I'll compare the mother-in-law to the ancestors in Ruddigore who come out of their picture frames to torment any Baronet who refuses to commit his daily crime until he dies in agony. It is perhaps only out of desperation that Sir Ruthven at last manages to defeat them by realizing that Sir Roderick, his predecessor, died in the only way any Baronet of Ruddigore could, by refusing to commit his daily crime. But knowing that such refusal was death meant that the refusal was basically suicide - a crime - and that therefore Sir Roderick ought never to have died at all. But LW3 also reminds me a little of Rose Maybud trying to cope with the dilemma of how to convey to Dame Hannah which of the local swains she favours when her book of etiquette, which was all her parents left her and which she has taken as her Guide to Life, seems to thwart her at every turn.
Moral: "You may not hint, you must not hint/It says you mustn't hint in print."
L4: Interesting to see the prosecutor acting like counsel for the Defence, but the solution to this one is quite simple. This is grounds for breakup.
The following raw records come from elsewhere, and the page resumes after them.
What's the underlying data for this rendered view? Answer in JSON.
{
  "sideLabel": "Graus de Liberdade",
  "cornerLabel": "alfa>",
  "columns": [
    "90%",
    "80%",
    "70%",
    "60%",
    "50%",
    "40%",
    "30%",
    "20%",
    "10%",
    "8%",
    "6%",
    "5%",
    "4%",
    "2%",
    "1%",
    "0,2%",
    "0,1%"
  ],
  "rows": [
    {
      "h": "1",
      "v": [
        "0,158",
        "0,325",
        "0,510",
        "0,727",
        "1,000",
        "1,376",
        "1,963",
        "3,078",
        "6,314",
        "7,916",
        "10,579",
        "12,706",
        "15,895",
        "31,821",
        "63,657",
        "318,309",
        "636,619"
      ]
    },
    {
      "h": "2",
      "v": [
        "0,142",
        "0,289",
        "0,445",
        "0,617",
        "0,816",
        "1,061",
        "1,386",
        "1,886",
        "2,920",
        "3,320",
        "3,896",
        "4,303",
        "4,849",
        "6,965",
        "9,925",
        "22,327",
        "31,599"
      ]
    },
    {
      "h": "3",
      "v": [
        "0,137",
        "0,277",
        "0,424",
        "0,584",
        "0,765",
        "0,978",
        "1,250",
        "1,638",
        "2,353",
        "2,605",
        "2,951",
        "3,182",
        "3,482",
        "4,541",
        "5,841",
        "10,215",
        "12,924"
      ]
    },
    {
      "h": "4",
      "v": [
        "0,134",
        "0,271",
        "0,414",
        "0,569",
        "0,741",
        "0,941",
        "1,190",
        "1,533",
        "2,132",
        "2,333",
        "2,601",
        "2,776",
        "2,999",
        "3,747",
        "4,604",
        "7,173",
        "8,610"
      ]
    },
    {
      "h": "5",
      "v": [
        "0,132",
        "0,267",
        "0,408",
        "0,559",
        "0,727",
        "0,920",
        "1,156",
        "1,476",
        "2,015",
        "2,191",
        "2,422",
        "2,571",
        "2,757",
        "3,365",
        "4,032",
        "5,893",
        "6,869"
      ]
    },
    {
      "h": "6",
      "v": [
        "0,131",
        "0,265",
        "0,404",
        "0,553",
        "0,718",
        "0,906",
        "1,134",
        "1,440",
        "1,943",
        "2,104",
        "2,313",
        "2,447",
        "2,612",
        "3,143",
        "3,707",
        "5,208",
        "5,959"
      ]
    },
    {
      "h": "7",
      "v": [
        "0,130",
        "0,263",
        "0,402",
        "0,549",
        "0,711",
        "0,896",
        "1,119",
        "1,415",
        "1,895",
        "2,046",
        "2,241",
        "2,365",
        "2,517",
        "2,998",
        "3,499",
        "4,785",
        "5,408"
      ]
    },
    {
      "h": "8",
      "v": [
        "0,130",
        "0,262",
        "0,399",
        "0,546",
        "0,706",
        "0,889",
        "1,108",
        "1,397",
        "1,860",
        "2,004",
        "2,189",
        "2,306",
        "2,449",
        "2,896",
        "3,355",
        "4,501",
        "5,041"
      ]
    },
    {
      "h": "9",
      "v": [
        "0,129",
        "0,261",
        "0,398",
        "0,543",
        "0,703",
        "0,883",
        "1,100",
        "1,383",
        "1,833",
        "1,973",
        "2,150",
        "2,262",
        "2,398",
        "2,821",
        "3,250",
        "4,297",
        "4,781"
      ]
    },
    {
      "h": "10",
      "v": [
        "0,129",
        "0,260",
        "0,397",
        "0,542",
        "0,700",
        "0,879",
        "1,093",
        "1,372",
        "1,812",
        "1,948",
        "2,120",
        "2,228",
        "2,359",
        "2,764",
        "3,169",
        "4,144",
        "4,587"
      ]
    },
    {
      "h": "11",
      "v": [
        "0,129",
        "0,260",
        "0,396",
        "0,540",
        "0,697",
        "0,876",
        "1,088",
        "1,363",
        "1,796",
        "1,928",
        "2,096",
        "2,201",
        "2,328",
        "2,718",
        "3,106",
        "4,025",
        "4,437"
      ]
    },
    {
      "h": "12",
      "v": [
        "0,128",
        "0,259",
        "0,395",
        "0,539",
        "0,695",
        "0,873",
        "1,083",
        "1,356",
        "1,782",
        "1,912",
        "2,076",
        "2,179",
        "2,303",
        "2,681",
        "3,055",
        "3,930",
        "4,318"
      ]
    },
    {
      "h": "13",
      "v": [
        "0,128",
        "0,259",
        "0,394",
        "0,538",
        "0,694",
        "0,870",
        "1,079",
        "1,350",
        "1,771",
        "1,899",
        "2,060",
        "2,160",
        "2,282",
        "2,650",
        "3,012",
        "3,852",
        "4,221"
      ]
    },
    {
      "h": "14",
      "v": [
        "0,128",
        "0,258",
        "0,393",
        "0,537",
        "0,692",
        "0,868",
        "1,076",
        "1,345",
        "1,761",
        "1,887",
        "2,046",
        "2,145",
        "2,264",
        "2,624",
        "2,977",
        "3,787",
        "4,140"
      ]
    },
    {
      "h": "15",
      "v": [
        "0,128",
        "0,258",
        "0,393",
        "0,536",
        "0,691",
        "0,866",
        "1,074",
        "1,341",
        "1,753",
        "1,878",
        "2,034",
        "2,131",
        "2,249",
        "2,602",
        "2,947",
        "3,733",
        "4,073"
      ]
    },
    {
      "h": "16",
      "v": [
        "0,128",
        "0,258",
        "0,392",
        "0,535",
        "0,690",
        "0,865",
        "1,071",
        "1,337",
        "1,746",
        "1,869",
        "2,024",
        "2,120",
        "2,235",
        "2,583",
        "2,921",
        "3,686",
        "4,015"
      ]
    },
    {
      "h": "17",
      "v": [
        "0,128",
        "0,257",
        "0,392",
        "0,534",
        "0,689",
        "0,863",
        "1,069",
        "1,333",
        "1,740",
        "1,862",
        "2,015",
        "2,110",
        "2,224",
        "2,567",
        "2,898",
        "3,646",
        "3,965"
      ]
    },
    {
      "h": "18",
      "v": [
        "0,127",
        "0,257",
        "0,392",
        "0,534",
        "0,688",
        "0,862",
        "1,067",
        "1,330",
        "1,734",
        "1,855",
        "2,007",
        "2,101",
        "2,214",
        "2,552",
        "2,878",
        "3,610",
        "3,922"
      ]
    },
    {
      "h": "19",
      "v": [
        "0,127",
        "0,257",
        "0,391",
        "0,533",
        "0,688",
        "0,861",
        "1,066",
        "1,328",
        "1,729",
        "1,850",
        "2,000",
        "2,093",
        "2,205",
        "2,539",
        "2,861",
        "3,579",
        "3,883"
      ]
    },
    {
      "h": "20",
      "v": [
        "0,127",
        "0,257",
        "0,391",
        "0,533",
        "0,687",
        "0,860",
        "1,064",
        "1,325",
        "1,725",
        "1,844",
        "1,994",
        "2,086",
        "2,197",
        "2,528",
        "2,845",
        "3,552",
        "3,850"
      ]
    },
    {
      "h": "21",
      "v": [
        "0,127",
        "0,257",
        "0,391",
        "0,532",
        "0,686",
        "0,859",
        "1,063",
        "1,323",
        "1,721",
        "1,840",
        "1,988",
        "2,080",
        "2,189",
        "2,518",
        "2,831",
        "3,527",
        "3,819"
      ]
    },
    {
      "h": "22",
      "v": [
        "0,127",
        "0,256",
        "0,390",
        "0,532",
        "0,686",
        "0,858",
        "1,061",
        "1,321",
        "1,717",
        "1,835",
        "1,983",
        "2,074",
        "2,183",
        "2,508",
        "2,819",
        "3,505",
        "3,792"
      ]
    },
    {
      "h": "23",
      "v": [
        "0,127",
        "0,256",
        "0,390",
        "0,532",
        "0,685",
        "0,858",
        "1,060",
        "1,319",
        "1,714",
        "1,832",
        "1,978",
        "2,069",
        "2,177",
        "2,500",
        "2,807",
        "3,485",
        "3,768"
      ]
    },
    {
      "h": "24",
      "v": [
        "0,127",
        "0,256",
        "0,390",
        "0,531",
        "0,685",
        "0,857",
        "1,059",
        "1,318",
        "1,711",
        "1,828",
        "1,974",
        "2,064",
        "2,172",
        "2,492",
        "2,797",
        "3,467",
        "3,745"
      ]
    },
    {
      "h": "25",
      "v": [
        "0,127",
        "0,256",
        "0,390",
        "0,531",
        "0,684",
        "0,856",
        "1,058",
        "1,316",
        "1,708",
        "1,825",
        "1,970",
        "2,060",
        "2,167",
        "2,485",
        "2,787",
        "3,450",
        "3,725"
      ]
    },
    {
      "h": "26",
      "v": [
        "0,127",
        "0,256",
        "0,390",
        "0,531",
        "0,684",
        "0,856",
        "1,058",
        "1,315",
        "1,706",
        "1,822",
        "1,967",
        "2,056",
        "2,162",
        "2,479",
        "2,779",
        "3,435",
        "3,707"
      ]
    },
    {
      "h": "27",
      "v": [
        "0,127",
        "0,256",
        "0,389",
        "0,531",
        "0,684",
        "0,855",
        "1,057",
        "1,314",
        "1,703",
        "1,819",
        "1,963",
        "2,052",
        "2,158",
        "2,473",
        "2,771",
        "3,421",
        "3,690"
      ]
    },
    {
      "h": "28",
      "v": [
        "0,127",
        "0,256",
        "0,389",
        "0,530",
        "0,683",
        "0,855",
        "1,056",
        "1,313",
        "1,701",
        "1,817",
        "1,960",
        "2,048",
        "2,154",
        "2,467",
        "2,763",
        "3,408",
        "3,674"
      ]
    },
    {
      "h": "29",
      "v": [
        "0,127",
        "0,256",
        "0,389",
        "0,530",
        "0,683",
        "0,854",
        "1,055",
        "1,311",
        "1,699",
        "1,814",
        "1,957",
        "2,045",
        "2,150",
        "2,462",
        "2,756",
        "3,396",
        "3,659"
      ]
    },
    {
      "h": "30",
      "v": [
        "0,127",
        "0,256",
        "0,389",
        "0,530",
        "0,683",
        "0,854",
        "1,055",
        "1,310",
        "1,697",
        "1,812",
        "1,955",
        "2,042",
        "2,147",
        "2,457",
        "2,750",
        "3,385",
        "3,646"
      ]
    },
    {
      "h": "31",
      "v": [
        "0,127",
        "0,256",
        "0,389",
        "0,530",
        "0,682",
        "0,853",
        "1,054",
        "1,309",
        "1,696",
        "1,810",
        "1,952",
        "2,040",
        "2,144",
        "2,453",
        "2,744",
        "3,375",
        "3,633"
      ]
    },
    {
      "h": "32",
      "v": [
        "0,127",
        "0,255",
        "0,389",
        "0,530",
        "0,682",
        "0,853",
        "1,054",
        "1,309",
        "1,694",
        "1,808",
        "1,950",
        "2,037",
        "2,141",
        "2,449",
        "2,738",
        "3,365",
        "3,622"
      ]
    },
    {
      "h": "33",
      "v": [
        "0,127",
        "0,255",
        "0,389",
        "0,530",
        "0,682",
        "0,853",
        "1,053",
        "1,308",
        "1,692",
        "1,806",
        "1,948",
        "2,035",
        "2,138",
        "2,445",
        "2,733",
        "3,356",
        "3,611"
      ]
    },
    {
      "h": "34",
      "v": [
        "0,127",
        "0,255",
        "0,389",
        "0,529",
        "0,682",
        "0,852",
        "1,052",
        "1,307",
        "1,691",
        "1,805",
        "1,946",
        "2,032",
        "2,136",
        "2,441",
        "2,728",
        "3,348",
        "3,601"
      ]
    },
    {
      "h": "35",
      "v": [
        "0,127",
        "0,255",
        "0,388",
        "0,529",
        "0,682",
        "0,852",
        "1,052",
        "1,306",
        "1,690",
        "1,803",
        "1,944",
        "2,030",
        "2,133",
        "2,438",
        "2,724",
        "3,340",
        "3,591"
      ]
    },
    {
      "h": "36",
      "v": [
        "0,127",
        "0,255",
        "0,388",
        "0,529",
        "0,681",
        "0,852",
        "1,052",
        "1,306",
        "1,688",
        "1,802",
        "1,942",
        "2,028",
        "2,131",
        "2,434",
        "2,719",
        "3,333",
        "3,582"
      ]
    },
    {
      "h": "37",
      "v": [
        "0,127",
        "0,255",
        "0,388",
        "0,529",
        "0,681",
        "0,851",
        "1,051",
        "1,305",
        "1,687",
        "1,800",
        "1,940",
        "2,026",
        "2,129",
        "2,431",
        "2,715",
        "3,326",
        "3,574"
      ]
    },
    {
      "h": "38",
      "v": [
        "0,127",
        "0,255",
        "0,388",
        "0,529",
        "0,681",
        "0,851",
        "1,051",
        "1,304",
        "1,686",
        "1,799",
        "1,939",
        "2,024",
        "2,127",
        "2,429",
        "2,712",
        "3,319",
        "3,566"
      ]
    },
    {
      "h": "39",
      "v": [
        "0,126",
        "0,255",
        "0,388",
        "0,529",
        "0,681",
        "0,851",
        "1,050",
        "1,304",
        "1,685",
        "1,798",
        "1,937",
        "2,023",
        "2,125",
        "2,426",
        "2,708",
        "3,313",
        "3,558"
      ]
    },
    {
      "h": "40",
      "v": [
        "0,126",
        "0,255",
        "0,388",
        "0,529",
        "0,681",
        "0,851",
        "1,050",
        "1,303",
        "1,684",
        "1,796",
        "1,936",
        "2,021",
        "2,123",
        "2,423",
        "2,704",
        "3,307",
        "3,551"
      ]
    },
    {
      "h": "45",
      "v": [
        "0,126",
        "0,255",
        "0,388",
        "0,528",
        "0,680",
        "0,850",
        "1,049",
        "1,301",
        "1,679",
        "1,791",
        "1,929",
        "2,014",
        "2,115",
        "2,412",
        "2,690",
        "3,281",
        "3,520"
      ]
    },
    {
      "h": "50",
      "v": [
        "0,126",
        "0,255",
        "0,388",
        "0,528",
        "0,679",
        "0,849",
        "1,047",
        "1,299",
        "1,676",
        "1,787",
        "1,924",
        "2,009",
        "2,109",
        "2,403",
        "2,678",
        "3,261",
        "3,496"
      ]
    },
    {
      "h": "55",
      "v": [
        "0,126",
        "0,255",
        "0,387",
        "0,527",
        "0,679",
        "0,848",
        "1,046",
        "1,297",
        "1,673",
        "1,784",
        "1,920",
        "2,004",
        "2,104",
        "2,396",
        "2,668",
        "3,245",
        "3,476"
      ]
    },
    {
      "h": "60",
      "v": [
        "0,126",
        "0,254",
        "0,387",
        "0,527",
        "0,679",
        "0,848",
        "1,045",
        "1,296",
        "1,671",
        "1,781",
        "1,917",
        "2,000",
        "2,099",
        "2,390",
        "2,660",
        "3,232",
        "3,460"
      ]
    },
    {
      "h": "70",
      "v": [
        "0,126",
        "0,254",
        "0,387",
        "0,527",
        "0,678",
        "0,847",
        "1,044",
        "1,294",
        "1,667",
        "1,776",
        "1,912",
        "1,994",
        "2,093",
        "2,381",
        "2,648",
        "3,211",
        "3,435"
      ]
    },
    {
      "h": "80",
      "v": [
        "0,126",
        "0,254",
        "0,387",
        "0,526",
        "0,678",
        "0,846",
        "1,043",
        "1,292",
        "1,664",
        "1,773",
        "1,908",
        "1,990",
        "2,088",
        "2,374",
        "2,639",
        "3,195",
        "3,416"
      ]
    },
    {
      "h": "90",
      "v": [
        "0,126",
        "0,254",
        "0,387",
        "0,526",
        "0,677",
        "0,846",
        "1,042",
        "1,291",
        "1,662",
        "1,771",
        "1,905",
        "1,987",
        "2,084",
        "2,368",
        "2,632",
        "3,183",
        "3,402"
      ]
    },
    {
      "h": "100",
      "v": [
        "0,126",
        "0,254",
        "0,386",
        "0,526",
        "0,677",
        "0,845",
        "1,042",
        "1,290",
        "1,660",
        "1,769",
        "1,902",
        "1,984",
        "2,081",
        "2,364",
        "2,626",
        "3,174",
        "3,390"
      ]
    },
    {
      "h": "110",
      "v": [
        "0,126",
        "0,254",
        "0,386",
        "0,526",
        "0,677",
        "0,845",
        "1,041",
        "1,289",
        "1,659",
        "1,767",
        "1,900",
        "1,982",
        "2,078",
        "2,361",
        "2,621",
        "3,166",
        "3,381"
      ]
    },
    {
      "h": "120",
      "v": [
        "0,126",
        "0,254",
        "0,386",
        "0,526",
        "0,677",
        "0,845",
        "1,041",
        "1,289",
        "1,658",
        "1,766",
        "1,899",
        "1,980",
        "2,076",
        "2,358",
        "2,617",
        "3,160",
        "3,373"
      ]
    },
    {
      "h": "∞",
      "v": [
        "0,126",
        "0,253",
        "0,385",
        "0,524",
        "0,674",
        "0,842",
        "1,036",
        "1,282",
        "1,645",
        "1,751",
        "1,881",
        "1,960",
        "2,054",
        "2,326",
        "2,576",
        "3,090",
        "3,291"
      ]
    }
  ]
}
The lucky couple have discovered their strong incompatibility on a significant point quite sufficiently early. (We should start a pool on how long they'll be married before they realize that they knew now it wouldn't work.) I shall not even have to cross-examine the witness on exactly how she thinks she has acquired veto power over the proposed arrangement. (I forget now whether LW4 actually made it incontrovertibly clear that the letter is written by a woman; it would be a much more interesting situation if LW4 were male; cross-orientational lines often make for a much more entertaining picture.)
This letter is actually my strongest *Ruddigore* likeness. Early in Act II, Rose and Dick Dauntless sing the duet, "Happily Coupled Are We," in which Dick predicts a happy married life for them but Rose suspects otherwise, even if she is such a bright little, right little, slight little, tight little craft.
Morals: "And all of my wishes you'll throw to the fishes/As though they were never to be - poor me!" and "For you'll be asserting your freedom by flirting/With every woman you meet - you cheat!"